Contrast the behavior of these sites with a site like The Rumpus, which has been featuring Haiti information in its sidebar for days now.  Marvelous and responsible.  The Rumpus is a literary and cultural site that digs deep into some of our best writing, filmmaking, painting and music.  But they also behave as if they are looking at reality.  Someone over there saw a pile of dead people in Haiti and millions more wandering around looking for food and thought it might be a good idea to offer a little of the kind of assistance that the Internet is good at.  Two more sites that show some awareness of what’s going on are Amazon and Powell’s Books.  Two e-commerce sites!  Amazon is the crook in the room for so many literary people and publishers, but they know how to use the Internet, don’t they?  They ask for donations to help the victims of an awful world-changing event.  I am now a big fan of Amazon and of Powell’s.  Contrast the behavior of the listed sites (I have removed the list of sites that angered me – no point in pointing – just need to make the general point) to a site like Boing Boing, which consistently updates its reporting on Haiti with links and videos.  Simple, obvious and responsible Web behavior.

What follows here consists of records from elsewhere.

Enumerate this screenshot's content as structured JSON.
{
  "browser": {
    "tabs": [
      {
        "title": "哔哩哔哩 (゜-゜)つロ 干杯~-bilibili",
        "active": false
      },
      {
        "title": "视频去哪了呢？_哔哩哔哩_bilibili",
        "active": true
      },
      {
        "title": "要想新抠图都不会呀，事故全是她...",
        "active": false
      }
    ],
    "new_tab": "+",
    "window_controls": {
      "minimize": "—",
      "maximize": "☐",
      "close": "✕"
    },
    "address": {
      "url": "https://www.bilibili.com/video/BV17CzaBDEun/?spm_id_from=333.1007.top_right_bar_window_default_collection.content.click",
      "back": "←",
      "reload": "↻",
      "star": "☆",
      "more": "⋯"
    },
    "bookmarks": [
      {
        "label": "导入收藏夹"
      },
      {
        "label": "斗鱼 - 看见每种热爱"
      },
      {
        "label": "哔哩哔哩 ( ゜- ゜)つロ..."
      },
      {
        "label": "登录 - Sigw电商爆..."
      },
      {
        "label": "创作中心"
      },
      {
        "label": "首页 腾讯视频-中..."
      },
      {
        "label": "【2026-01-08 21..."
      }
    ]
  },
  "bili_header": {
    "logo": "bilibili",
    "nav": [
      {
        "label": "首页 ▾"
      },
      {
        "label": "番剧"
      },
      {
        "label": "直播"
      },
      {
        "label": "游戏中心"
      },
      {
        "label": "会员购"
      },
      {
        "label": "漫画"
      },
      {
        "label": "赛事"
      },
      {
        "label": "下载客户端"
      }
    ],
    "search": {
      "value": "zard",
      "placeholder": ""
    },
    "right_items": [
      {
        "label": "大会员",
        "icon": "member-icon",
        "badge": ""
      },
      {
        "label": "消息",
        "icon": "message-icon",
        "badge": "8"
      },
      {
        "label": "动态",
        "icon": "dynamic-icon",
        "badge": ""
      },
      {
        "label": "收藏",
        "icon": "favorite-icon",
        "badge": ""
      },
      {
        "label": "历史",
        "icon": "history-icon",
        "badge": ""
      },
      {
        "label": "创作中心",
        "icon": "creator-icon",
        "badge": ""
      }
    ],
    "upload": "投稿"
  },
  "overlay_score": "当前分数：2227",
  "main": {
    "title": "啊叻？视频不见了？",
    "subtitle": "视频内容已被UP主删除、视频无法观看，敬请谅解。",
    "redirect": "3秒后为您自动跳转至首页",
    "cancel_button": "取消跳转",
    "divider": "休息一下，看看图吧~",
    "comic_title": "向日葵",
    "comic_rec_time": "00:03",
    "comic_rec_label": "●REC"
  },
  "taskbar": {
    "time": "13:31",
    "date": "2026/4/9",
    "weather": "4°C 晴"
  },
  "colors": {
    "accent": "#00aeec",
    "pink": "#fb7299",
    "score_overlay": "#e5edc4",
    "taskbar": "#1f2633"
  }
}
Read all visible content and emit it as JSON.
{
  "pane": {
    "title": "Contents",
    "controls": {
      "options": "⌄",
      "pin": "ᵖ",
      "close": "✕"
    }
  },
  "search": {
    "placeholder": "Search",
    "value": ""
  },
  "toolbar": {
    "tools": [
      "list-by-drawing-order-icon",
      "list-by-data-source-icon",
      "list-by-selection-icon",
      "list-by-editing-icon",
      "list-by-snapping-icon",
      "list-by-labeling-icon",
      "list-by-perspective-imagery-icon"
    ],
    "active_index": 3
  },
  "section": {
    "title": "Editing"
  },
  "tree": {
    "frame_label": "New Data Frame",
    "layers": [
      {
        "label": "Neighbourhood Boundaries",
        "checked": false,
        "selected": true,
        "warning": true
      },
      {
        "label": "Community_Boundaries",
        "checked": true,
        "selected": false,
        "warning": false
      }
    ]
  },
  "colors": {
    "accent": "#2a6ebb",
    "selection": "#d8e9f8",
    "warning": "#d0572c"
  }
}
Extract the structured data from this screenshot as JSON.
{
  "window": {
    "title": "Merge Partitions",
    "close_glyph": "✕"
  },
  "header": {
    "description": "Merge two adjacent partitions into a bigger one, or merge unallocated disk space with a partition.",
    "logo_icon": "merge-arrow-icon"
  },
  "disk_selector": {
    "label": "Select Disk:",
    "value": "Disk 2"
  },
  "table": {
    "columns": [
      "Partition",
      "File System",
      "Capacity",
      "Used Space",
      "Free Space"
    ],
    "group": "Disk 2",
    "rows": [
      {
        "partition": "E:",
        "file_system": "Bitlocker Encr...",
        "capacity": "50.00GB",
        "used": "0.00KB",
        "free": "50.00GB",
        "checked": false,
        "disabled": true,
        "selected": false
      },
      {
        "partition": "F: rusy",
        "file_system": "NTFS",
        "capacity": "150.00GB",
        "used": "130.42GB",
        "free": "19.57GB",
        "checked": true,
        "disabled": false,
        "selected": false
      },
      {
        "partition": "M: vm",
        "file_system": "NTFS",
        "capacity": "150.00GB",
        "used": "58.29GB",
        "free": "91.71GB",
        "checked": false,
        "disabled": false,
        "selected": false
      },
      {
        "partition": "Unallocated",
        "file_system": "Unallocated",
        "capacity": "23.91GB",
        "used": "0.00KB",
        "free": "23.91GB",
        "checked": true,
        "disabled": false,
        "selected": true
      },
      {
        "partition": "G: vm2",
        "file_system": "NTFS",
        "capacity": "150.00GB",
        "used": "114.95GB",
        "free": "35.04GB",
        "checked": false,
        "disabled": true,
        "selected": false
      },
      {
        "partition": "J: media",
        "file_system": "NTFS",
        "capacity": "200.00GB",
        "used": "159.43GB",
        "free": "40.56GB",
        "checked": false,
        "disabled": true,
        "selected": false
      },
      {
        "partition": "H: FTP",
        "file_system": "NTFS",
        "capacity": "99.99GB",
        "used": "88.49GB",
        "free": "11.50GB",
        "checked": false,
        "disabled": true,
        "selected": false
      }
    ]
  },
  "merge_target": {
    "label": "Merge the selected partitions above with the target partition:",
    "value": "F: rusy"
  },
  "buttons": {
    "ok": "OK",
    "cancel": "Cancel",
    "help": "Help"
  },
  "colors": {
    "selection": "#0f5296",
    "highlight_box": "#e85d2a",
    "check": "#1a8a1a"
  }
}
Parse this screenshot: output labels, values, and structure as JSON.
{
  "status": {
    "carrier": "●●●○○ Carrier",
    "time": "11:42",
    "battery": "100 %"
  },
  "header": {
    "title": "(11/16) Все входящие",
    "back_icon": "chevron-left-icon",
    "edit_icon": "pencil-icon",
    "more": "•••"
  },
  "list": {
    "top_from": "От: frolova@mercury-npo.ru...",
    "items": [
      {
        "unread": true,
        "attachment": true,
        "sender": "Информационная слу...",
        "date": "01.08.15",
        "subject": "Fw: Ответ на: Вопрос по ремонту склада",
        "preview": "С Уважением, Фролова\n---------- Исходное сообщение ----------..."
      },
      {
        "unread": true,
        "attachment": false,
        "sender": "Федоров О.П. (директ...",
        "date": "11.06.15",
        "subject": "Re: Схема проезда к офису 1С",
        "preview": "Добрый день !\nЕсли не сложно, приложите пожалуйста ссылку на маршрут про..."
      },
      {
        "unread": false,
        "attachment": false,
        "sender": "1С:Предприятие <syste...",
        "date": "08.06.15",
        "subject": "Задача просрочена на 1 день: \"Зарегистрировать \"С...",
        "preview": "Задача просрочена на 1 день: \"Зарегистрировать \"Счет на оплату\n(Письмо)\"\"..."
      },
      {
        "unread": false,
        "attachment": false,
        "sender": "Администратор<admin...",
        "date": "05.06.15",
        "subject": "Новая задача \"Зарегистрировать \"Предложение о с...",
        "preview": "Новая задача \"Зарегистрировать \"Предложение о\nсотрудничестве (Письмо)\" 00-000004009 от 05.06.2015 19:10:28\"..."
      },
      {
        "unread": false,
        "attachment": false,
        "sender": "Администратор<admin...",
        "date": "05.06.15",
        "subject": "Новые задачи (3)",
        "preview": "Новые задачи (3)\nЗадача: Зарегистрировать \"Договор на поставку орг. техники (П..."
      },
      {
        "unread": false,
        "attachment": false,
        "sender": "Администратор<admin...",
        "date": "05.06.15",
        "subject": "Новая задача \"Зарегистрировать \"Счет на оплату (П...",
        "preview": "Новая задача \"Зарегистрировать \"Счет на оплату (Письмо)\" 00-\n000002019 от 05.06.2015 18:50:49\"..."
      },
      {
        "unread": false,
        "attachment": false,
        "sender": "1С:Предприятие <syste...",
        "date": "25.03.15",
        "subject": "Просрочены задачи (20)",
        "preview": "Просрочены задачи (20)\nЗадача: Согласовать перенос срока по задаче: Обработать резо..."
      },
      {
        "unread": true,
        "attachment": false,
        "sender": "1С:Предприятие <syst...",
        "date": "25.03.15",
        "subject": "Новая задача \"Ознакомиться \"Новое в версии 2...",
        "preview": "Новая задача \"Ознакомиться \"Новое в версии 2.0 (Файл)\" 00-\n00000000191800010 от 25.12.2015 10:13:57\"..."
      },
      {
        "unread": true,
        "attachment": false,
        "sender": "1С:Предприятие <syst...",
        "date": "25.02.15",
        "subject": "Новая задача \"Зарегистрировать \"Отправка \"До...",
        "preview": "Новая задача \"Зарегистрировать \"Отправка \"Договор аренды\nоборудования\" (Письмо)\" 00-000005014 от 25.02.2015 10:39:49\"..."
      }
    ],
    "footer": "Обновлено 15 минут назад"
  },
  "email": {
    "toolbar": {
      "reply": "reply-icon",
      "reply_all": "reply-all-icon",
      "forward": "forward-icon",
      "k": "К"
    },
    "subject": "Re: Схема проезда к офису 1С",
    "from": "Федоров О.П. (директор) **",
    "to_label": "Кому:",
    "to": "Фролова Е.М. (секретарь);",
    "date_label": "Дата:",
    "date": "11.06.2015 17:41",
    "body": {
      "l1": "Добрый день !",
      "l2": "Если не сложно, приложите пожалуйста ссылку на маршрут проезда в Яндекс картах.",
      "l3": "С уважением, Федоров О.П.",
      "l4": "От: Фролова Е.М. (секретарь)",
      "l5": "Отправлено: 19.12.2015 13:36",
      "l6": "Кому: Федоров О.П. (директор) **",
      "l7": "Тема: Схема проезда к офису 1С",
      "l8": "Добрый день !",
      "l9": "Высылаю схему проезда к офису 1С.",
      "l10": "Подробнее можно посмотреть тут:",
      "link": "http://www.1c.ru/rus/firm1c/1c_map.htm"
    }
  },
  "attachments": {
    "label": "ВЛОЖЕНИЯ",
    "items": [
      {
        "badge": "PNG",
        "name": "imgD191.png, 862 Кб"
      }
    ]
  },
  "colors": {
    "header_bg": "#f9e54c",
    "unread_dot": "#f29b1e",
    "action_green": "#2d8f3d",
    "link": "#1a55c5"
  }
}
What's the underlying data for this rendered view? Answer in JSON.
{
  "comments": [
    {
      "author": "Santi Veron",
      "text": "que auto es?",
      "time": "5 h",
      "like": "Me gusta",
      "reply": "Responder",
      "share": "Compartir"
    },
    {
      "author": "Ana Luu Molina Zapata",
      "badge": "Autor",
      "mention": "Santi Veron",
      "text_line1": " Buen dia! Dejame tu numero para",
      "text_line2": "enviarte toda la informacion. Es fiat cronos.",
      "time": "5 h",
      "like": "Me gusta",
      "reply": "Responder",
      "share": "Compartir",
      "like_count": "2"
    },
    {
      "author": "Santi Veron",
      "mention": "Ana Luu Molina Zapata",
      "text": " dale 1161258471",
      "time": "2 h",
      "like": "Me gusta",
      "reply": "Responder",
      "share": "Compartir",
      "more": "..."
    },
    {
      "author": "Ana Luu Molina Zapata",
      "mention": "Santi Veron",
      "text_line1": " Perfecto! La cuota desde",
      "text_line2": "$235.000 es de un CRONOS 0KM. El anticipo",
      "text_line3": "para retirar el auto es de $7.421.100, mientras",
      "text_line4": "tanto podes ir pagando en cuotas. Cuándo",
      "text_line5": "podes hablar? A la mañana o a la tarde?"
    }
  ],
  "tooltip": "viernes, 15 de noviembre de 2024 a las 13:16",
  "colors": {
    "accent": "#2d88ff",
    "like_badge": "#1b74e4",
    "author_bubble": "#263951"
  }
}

Of course I know that I’m leaving many good sites out.  But I’m writing here about the little circle of sites that I tend to hit on a daily basis.  And I’m mad as hell.  I’m so mad that I would delete those sites off their servers right now had I the button to do so.

Not every crisis in the world can or should be instantly covered by every blog on the Internet.  That would probably be impossible.  But when something wipes out 50,000 people at a stroke and a possible three million more are injured and six million are without food and water, well, you’ve simply got to do the least you can do which is to mention it and put a link to the Red Cross on your bloody home page.  It’s the least you can do.  Get it?

I’ve been trying to enjoy the world of literature and poetry and animation on the Web recently.  I’ve linked to articles here and there on some of these sites.  I’ve tried to make sense of some of the more esoteric and subtle thought processes that go on, especially in the world of poetry.  I think poetry is experiencing some kind of magical flourishing on the Web that is unmatched in its entire history.  But poetry that doesn’t see the pile of dead bodies in the room is written on paper that’s on fire.  Up in smoke.

You want to know how easy it is to help with your blog?  Here you go:

You can donate to the Red Cross International Response Fund.  Also, giving blood is always one of the very best things you can do because it fills the blood banks and can be used almost anywhere.

You can also donate to Doctors Without Borders, which is putting medical personnel on the ground in Haiti to assist in saving lives.

See that?  Now go get your houses in order, because if you don’t, I’m never coming to your damned blogs again.

Interrupt your reading to have a look: